**To do**
Write out the data again exactly, skipping every picture.

Items from an interface collection:
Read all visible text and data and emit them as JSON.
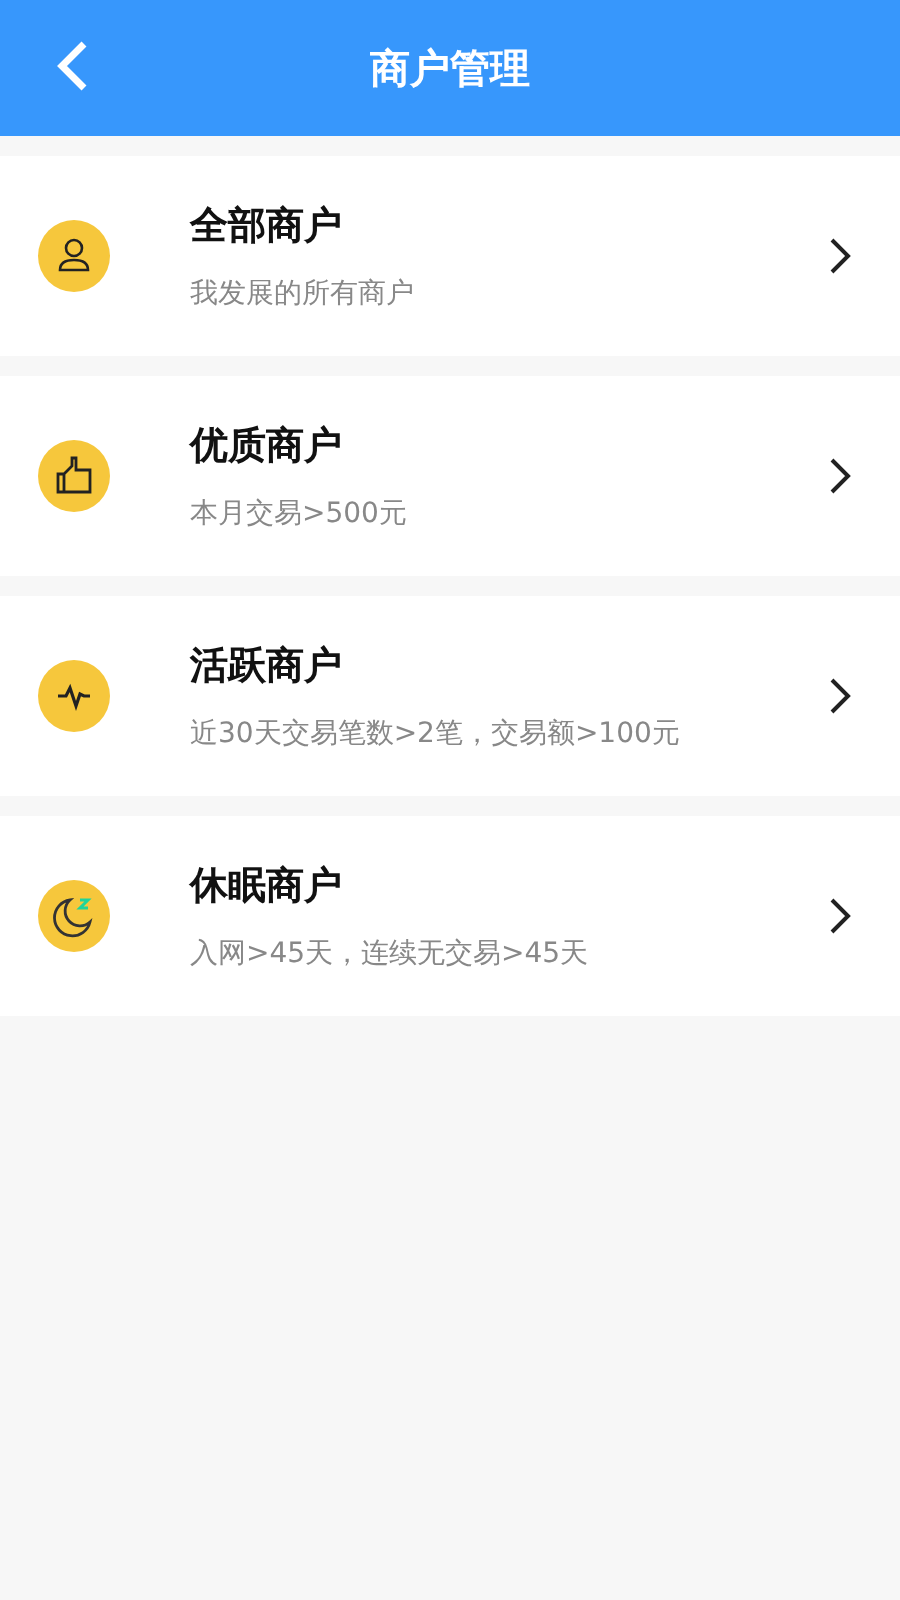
{
  "header": {
    "title": "商户管理"
  },
  "items": [
    {
      "kind": "person",
      "title": "全部商户",
      "subtitle": "我发展的所有商户"
    },
    {
      "kind": "thumb",
      "title": "优质商户",
      "subtitle": "本月交易>500元"
    },
    {
      "kind": "pulse",
      "title": "活跃商户",
      "subtitle": "近30天交易笔数>2笔，交易额>100元"
    },
    {
      "kind": "moon",
      "title": "休眠商户",
      "subtitle": "入网>45天，连续无交易>45天"
    }
  ]
}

**Task answer**
Read all visible text and data and emit them as JSON.
{
  "header": {
    "title": "商户管理"
  },
  "items": [
    {
      "kind": "person",
      "title": "全部商户",
      "subtitle": "我发展的所有商户"
    },
    {
      "kind": "thumb",
      "title": "优质商户",
      "subtitle": "本月交易>500元"
    },
    {
      "kind": "pulse",
      "title": "活跃商户",
      "subtitle": "近30天交易笔数>2笔，交易额>100元"
    },
    {
      "kind": "moon",
      "title": "休眠商户",
      "subtitle": "入网>45天，连续无交易>45天"
    }
  ]
}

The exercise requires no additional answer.